SUPPLIED MATERIAL:

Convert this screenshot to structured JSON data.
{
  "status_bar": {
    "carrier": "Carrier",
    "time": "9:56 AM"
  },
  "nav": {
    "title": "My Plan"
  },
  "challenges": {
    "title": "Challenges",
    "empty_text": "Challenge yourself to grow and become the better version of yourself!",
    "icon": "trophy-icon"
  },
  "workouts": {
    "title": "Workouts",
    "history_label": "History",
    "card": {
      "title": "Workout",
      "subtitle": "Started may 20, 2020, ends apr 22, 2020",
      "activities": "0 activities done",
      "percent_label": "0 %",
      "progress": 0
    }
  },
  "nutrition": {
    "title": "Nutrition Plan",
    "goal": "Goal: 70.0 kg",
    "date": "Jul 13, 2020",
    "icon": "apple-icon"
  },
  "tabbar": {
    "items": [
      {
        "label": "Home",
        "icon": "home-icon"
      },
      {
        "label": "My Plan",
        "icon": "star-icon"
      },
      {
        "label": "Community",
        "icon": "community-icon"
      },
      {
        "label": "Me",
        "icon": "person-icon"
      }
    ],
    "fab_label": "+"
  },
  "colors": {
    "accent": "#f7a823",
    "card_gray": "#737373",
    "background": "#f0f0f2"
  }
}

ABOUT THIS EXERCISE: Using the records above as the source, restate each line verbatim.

REPLY TO THE EXERCISE:
Convert this screenshot to structured JSON data.
{
  "status_bar": {
    "carrier": "Carrier",
    "time": "9:56 AM"
  },
  "nav": {
    "title": "My Plan"
  },
  "challenges": {
    "title": "Challenges",
    "empty_text": "Challenge yourself to grow and become the better version of yourself!",
    "icon": "trophy-icon"
  },
  "workouts": {
    "title": "Workouts",
    "history_label": "History",
    "card": {
      "title": "Workout",
      "subtitle": "Started may 20, 2020, ends apr 22, 2020",
      "activities": "0 activities done",
      "percent_label": "0 %",
      "progress": 0
    }
  },
  "nutrition": {
    "title": "Nutrition Plan",
    "goal": "Goal: 70.0 kg",
    "date": "Jul 13, 2020",
    "icon": "apple-icon"
  },
  "tabbar": {
    "items": [
      {
        "label": "Home",
        "icon": "home-icon"
      },
      {
        "label": "My Plan",
        "icon": "star-icon"
      },
      {
        "label": "Community",
        "icon": "community-icon"
      },
      {
        "label": "Me",
        "icon": "person-icon"
      }
    ],
    "fab_label": "+"
  },
  "colors": {
    "accent": "#f7a823",
    "card_gray": "#737373",
    "background": "#f0f0f2"
  }
}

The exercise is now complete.